Amongst all the studies, over 50 different inflammatory markers were monitored. The most frequently looked at was CRP, TNF-α and IL-6 – a common inflammatory marker tested across all medical specialties and two others that are targeted in the biologic therapies used for autoimmune diseases. The studies varied with some showing pro-inflammatory responses after dairy, some having anti-inflammatory changes and most showing no change at all, as seen in the graph below.
Fermented dairy products that aid with good gut health are also known to be very good for us all. The Belgian Bone Club (awesome club name) wrote a paper in January of last year concluding that there is no evidence to support cutting out dairy in Rheumatoid Arthritis and is outweighed by the benefit on bone health (3). Several studies also advocate low-fat yoghurt and milk to maintain bone strength and reduce risk of frailty and stroke in later life <4,5>.
Many people will dismiss my theory but some of you may want to consider it if your chronic disease is playing up a lot. I know now that after cutting out then re-introducing dairy my body is very sensitive to it, and I have concluded that I’d rather eliminate it from my diet and help myself knowing that I have seen what positive results it can have.
I now make my own nut milk or buy it from @nutsaboutmilkliverpool, I eat less bread and cakes or eat vegan options like those from @cakeholeliverpool and I have stopped snacking at work so the knock-on affects have only been beneficial to me. I miss cheese, I miss pizza and as a true cheese lover I do not feel ready to try a vegan substitute. I’d rather leave my taste buds craving the real stuff than try to find a second best!

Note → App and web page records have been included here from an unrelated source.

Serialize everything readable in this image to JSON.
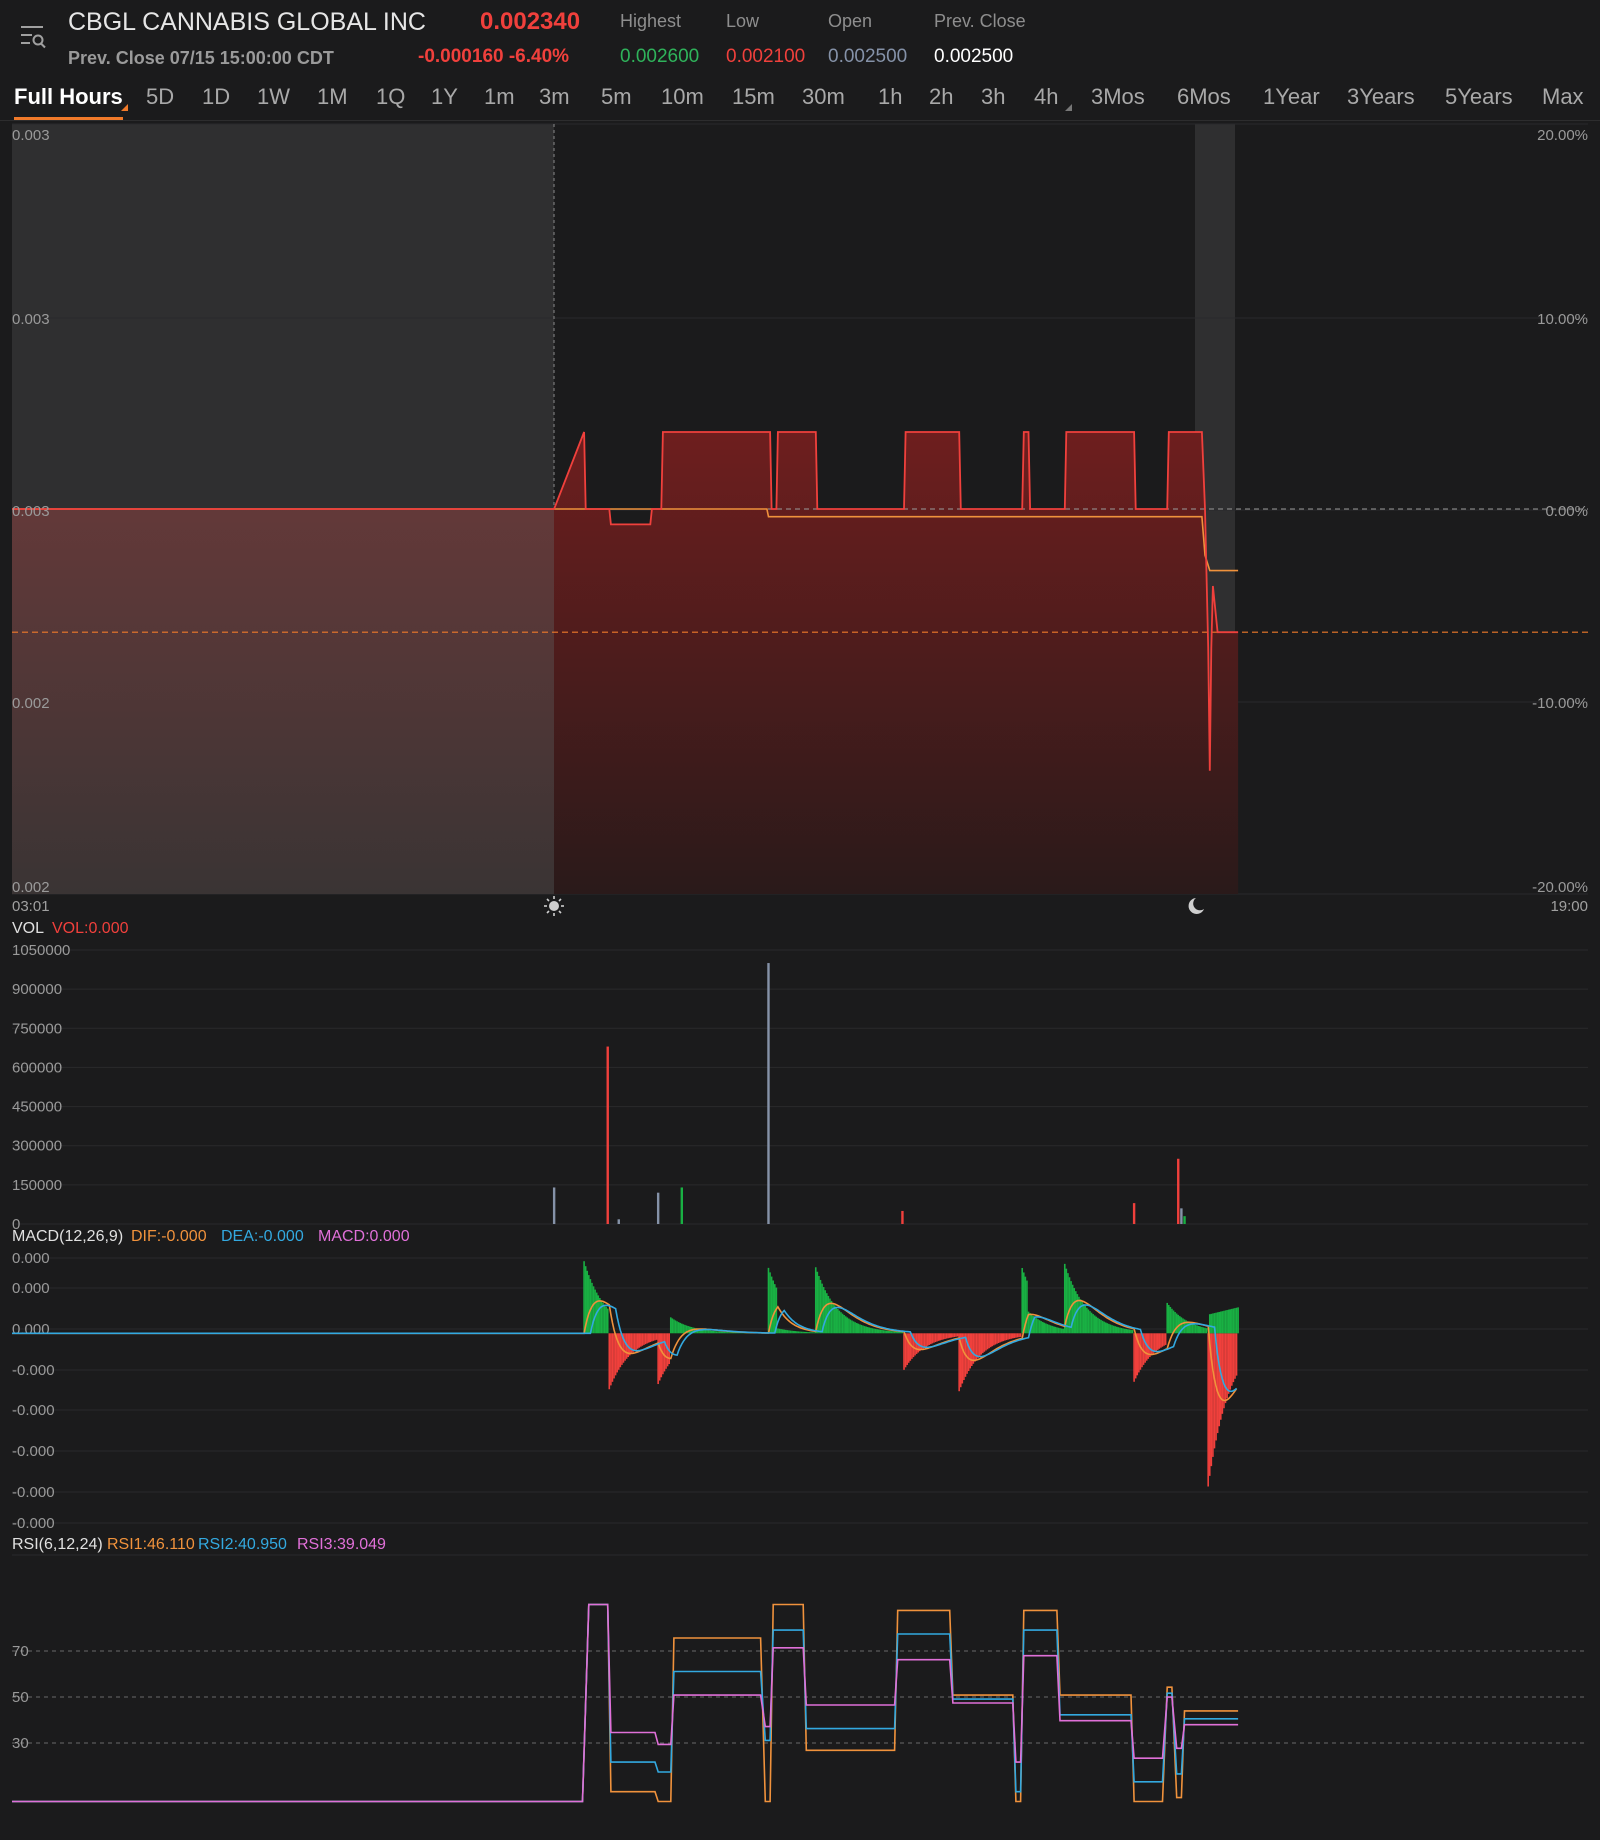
{
  "header": {
    "title": "CBGL CANNABIS GLOBAL INC",
    "price": "0.002340",
    "prev_close_time": "Prev. Close 07/15 15:00:00 CDT",
    "change": "-0.000160 -6.40%",
    "stats": [
      {
        "label": "Highest",
        "value": "0.002600",
        "color": "#2fb35b"
      },
      {
        "label": "Low",
        "value": "0.002100",
        "color": "#f0403c"
      },
      {
        "label": "Open",
        "value": "0.002500",
        "color": "#8592a8"
      },
      {
        "label": "Prev. Close",
        "value": "0.002500",
        "color": "#ffffff"
      }
    ]
  },
  "tabs": [
    "Full Hours",
    "5D",
    "1D",
    "1W",
    "1M",
    "1Q",
    "1Y",
    "1m",
    "3m",
    "5m",
    "10m",
    "15m",
    "30m",
    "1h",
    "2h",
    "3h",
    "4h",
    "3Mos",
    "6Mos",
    "1Year",
    "3Years",
    "5Years",
    "Max"
  ],
  "active_tab": "Full Hours",
  "colors": {
    "down": "#f0403c",
    "up": "#19b043",
    "avg": "#f0923c",
    "dea": "#33a9e0",
    "macd": "#e070d8",
    "neutral": "#8592a8"
  },
  "chart_data": [
    {
      "type": "area",
      "name": "price",
      "y_left_ticks": [
        "0.003",
        "0.003",
        "0.003",
        "0.002",
        "0.002"
      ],
      "y_right_ticks": [
        "20.00%",
        "10.00%",
        "0.00%",
        "-10.00%",
        "-20.00%"
      ],
      "x_labels": [
        "03:01",
        "19:00"
      ],
      "ylim": [
        0.002,
        0.003
      ],
      "prev_close": 0.0025,
      "current": 0.00234,
      "series": [
        {
          "type": "step",
          "x": [
            0,
            0.344,
            0.363,
            0.364,
            0.379,
            0.38,
            0.405,
            0.406,
            0.412,
            0.413,
            0.481,
            0.482,
            0.485,
            0.486,
            0.51,
            0.511,
            0.566,
            0.567,
            0.601,
            0.602,
            0.641,
            0.642,
            0.645,
            0.646,
            0.668,
            0.669,
            0.712,
            0.713,
            0.733,
            0.734,
            0.755,
            0.757,
            0.759,
            0.76,
            0.761,
            0.762,
            0.765,
            0.767,
            0.778
          ],
          "y": [
            0.0025,
            0.0025,
            0.0026,
            0.0025,
            0.0025,
            0.00248,
            0.00248,
            0.0025,
            0.0025,
            0.0026,
            0.0026,
            0.0025,
            0.0025,
            0.0026,
            0.0026,
            0.0025,
            0.0025,
            0.0026,
            0.0026,
            0.0025,
            0.0025,
            0.0026,
            0.0026,
            0.0025,
            0.0025,
            0.0026,
            0.0026,
            0.0025,
            0.0025,
            0.0026,
            0.0026,
            0.0025,
            0.00232,
            0.00216,
            0.00232,
            0.0024,
            0.00234,
            0.00234,
            0.00234
          ]
        },
        {
          "type": "avg",
          "x": [
            0,
            0.344,
            0.479,
            0.48,
            0.755,
            0.757,
            0.76,
            0.778
          ],
          "y": [
            0.0025,
            0.0025,
            0.0025,
            0.00249,
            0.00249,
            0.00244,
            0.00242,
            0.00242
          ]
        }
      ]
    },
    {
      "type": "bar",
      "name": "volume",
      "label": "VOL",
      "value_label": "VOL:0.000",
      "y_ticks": [
        "1050000",
        "900000",
        "750000",
        "600000",
        "450000",
        "300000",
        "150000",
        "0"
      ],
      "ylim": [
        0,
        1050000
      ],
      "bars": [
        {
          "x": 0.344,
          "v": 140000,
          "dir": "flat"
        },
        {
          "x": 0.378,
          "v": 680000,
          "dir": "down"
        },
        {
          "x": 0.385,
          "v": 18000,
          "dir": "flat"
        },
        {
          "x": 0.41,
          "v": 120000,
          "dir": "flat"
        },
        {
          "x": 0.425,
          "v": 140000,
          "dir": "up"
        },
        {
          "x": 0.48,
          "v": 1000000,
          "dir": "flat"
        },
        {
          "x": 0.565,
          "v": 50000,
          "dir": "down"
        },
        {
          "x": 0.712,
          "v": 80000,
          "dir": "down"
        },
        {
          "x": 0.74,
          "v": 250000,
          "dir": "down"
        },
        {
          "x": 0.742,
          "v": 60000,
          "dir": "flat"
        },
        {
          "x": 0.744,
          "v": 30000,
          "dir": "up"
        }
      ]
    },
    {
      "type": "line",
      "name": "macd",
      "label": "MACD(12,26,9)",
      "legend": [
        {
          "text": "DIF:-0.000",
          "color": "#f0923c"
        },
        {
          "text": "DEA:-0.000",
          "color": "#33a9e0"
        },
        {
          "text": "MACD:0.000",
          "color": "#e070d8"
        }
      ],
      "y_ticks": [
        "0.000",
        "0.000",
        "0.000",
        "-0.000",
        "-0.000",
        "-0.000",
        "-0.000",
        "-0.000"
      ],
      "ylim": [
        -5,
        2
      ]
    },
    {
      "type": "line",
      "name": "rsi",
      "label": "RSI(6,12,24)",
      "legend": [
        {
          "text": "RSI1:46.110",
          "color": "#f0923c"
        },
        {
          "text": "RSI2:40.950",
          "color": "#33a9e0"
        },
        {
          "text": "RSI3:39.049",
          "color": "#e070d8"
        }
      ],
      "y_ticks": [
        "70",
        "50",
        "30"
      ],
      "ylim": [
        0,
        100
      ],
      "series": [
        {
          "name": "RSI1",
          "x": [
            0,
            0.362,
            0.366,
            0.378,
            0.38,
            0.408,
            0.41,
            0.418,
            0.42,
            0.475,
            0.478,
            0.481,
            0.483,
            0.502,
            0.504,
            0.56,
            0.562,
            0.595,
            0.597,
            0.635,
            0.637,
            0.64,
            0.642,
            0.663,
            0.665,
            0.71,
            0.712,
            0.73,
            0.733,
            0.736,
            0.739,
            0.742,
            0.744,
            0.778
          ],
          "y": [
            0,
            0,
            100,
            100,
            5,
            5,
            0,
            0,
            83,
            83,
            0,
            0,
            100,
            100,
            26,
            26,
            97,
            97,
            54,
            54,
            0,
            0,
            97,
            97,
            54,
            54,
            0,
            0,
            58,
            58,
            2,
            2,
            46,
            46
          ]
        },
        {
          "name": "RSI2",
          "x": [
            0,
            0.362,
            0.366,
            0.378,
            0.38,
            0.408,
            0.41,
            0.418,
            0.42,
            0.475,
            0.478,
            0.481,
            0.483,
            0.502,
            0.504,
            0.56,
            0.562,
            0.595,
            0.597,
            0.635,
            0.637,
            0.64,
            0.642,
            0.663,
            0.665,
            0.71,
            0.712,
            0.73,
            0.733,
            0.736,
            0.739,
            0.742,
            0.744,
            0.778
          ],
          "y": [
            0,
            0,
            100,
            100,
            20,
            20,
            15,
            15,
            66,
            66,
            31,
            31,
            87,
            87,
            37,
            37,
            85,
            85,
            52,
            52,
            5,
            5,
            87,
            87,
            44,
            44,
            10,
            10,
            55,
            55,
            14,
            14,
            42,
            42
          ]
        },
        {
          "name": "RSI3",
          "x": [
            0,
            0.362,
            0.366,
            0.378,
            0.38,
            0.408,
            0.41,
            0.418,
            0.42,
            0.475,
            0.478,
            0.481,
            0.483,
            0.502,
            0.504,
            0.56,
            0.562,
            0.595,
            0.597,
            0.635,
            0.637,
            0.64,
            0.642,
            0.663,
            0.665,
            0.71,
            0.712,
            0.73,
            0.733,
            0.736,
            0.739,
            0.742,
            0.744,
            0.778
          ],
          "y": [
            0,
            0,
            100,
            100,
            35,
            35,
            29,
            29,
            54,
            54,
            38,
            38,
            78,
            78,
            49,
            49,
            72,
            72,
            50,
            50,
            20,
            20,
            74,
            74,
            41,
            41,
            22,
            22,
            53,
            53,
            27,
            27,
            39,
            39
          ]
        }
      ]
    }
  ]
}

I cannot stress enough that everyone is different. There is no harm cutting out dairy to see if it works, but if after a few months you find no improvement then there is no point continuing it. Some people think certain supplements help, or drinking apple cider vinegar (I also recommend this for everyone, not just people with medical problems) but we have to find what works for us.
Cutting out dairy in children is something to be far more wary of as they are continuing to grow and their bones develop. Cutting down and cutting out are two different things, so as a parent this is something to think carefully about and possibly mention to your child’s doctor.
I would love to hear from those of you who are dairy-free. Why did you stop? What changes have you seen and what products have you found yourself missing, or new ones you have tried and love! Let me know as I’m always looking to try new things.
Love, Harriet x